Records drawn from a dataset:
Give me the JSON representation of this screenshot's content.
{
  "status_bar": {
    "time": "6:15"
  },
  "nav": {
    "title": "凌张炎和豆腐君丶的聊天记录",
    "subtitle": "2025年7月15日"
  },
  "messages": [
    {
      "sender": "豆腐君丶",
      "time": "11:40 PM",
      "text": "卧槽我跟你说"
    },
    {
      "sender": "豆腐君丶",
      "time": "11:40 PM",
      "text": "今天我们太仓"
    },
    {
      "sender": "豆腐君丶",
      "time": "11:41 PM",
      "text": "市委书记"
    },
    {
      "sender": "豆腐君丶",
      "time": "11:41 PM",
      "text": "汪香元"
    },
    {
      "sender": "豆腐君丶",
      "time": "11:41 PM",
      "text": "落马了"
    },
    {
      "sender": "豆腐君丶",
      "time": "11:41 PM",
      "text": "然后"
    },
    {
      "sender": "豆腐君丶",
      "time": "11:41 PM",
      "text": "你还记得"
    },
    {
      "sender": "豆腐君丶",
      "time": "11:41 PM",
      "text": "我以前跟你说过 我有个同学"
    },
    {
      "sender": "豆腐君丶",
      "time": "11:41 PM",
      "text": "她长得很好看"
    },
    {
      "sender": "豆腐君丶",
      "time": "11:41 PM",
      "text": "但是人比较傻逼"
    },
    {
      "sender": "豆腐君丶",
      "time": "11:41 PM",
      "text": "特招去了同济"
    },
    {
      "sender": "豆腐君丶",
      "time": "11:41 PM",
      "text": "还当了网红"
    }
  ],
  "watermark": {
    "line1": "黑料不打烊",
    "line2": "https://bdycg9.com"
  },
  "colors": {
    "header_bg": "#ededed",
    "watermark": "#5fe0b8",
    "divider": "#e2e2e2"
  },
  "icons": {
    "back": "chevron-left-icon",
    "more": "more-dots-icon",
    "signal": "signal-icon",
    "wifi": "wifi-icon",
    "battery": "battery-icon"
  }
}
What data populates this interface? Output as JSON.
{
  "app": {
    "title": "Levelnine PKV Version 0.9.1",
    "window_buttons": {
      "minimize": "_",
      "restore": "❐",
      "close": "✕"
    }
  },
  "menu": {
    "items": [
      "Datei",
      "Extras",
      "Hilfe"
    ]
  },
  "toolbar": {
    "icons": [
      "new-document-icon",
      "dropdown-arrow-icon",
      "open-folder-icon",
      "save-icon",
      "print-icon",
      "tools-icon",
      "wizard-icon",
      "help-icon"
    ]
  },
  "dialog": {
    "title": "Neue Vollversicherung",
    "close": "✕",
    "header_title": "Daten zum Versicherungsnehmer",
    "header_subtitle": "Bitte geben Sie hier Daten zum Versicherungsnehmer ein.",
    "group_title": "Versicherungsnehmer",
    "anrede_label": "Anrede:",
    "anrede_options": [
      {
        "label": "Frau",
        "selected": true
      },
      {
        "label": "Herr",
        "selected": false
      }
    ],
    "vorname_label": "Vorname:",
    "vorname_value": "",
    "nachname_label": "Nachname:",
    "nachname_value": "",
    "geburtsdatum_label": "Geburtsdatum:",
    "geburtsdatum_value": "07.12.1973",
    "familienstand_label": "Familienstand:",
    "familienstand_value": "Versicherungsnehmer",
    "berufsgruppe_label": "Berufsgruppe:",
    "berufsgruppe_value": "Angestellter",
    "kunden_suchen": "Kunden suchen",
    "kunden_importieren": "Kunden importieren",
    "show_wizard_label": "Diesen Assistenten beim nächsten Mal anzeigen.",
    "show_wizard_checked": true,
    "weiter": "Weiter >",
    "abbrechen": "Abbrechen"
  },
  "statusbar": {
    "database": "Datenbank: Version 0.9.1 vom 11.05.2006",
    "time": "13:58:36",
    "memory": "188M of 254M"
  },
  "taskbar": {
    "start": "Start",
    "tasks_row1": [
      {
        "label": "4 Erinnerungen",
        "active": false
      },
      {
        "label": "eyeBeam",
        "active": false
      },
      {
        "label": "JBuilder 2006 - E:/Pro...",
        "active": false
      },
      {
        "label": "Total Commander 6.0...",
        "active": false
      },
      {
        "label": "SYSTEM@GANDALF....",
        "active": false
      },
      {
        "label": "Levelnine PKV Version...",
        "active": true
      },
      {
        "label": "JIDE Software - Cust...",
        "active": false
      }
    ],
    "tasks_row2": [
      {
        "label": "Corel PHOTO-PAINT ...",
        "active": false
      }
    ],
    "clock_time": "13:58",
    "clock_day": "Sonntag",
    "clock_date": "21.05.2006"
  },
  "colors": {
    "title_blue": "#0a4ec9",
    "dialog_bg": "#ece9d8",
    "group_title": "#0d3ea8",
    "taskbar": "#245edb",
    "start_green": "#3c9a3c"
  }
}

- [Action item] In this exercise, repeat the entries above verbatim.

- [Response below]
Give me the JSON representation of this screenshot's content.
{
  "status_bar": {
    "time": "6:15"
  },
  "nav": {
    "title": "凌张炎和豆腐君丶的聊天记录",
    "subtitle": "2025年7月15日"
  },
  "messages": [
    {
      "sender": "豆腐君丶",
      "time": "11:40 PM",
      "text": "卧槽我跟你说"
    },
    {
      "sender": "豆腐君丶",
      "time": "11:40 PM",
      "text": "今天我们太仓"
    },
    {
      "sender": "豆腐君丶",
      "time": "11:41 PM",
      "text": "市委书记"
    },
    {
      "sender": "豆腐君丶",
      "time": "11:41 PM",
      "text": "汪香元"
    },
    {
      "sender": "豆腐君丶",
      "time": "11:41 PM",
      "text": "落马了"
    },
    {
      "sender": "豆腐君丶",
      "time": "11:41 PM",
      "text": "然后"
    },
    {
      "sender": "豆腐君丶",
      "time": "11:41 PM",
      "text": "你还记得"
    },
    {
      "sender": "豆腐君丶",
      "time": "11:41 PM",
      "text": "我以前跟你说过 我有个同学"
    },
    {
      "sender": "豆腐君丶",
      "time": "11:41 PM",
      "text": "她长得很好看"
    },
    {
      "sender": "豆腐君丶",
      "time": "11:41 PM",
      "text": "但是人比较傻逼"
    },
    {
      "sender": "豆腐君丶",
      "time": "11:41 PM",
      "text": "特招去了同济"
    },
    {
      "sender": "豆腐君丶",
      "time": "11:41 PM",
      "text": "还当了网红"
    }
  ],
  "watermark": {
    "line1": "黑料不打烊",
    "line2": "https://bdycg9.com"
  },
  "colors": {
    "header_bg": "#ededed",
    "watermark": "#5fe0b8",
    "divider": "#e2e2e2"
  },
  "icons": {
    "back": "chevron-left-icon",
    "more": "more-dots-icon",
    "signal": "signal-icon",
    "wifi": "wifi-icon",
    "battery": "battery-icon"
  }
}
What data populates this interface? Output as JSON.
{
  "app": {
    "title": "Levelnine PKV Version 0.9.1",
    "window_buttons": {
      "minimize": "_",
      "restore": "❐",
      "close": "✕"
    }
  },
  "menu": {
    "items": [
      "Datei",
      "Extras",
      "Hilfe"
    ]
  },
  "toolbar": {
    "icons": [
      "new-document-icon",
      "dropdown-arrow-icon",
      "open-folder-icon",
      "save-icon",
      "print-icon",
      "tools-icon",
      "wizard-icon",
      "help-icon"
    ]
  },
  "dialog": {
    "title": "Neue Vollversicherung",
    "close": "✕",
    "header_title": "Daten zum Versicherungsnehmer",
    "header_subtitle": "Bitte geben Sie hier Daten zum Versicherungsnehmer ein.",
    "group_title": "Versicherungsnehmer",
    "anrede_label": "Anrede:",
    "anrede_options": [
      {
        "label": "Frau",
        "selected": true
      },
      {
        "label": "Herr",
        "selected": false
      }
    ],
    "vorname_label": "Vorname:",
    "vorname_value": "",
    "nachname_label": "Nachname:",
    "nachname_value": "",
    "geburtsdatum_label": "Geburtsdatum:",
    "geburtsdatum_value": "07.12.1973",
    "familienstand_label": "Familienstand:",
    "familienstand_value": "Versicherungsnehmer",
    "berufsgruppe_label": "Berufsgruppe:",
    "berufsgruppe_value": "Angestellter",
    "kunden_suchen": "Kunden suchen",
    "kunden_importieren": "Kunden importieren",
    "show_wizard_label": "Diesen Assistenten beim nächsten Mal anzeigen.",
    "show_wizard_checked": true,
    "weiter": "Weiter >",
    "abbrechen": "Abbrechen"
  },
  "statusbar": {
    "database": "Datenbank: Version 0.9.1 vom 11.05.2006",
    "time": "13:58:36",
    "memory": "188M of 254M"
  },
  "taskbar": {
    "start": "Start",
    "tasks_row1": [
      {
        "label": "4 Erinnerungen",
        "active": false
      },
      {
        "label": "eyeBeam",
        "active": false
      },
      {
        "label": "JBuilder 2006 - E:/Pro...",
        "active": false
      },
      {
        "label": "Total Commander 6.0...",
        "active": false
      },
      {
        "label": "SYSTEM@GANDALF....",
        "active": false
      },
      {
        "label": "Levelnine PKV Version...",
        "active": true
      },
      {
        "label": "JIDE Software - Cust...",
        "active": false
      }
    ],
    "tasks_row2": [
      {
        "label": "Corel PHOTO-PAINT ...",
        "active": false
      }
    ],
    "clock_time": "13:58",
    "clock_day": "Sonntag",
    "clock_date": "21.05.2006"
  },
  "colors": {
    "title_blue": "#0a4ec9",
    "dialog_bg": "#ece9d8",
    "group_title": "#0d3ea8",
    "taskbar": "#245edb",
    "start_green": "#3c9a3c"
  }
}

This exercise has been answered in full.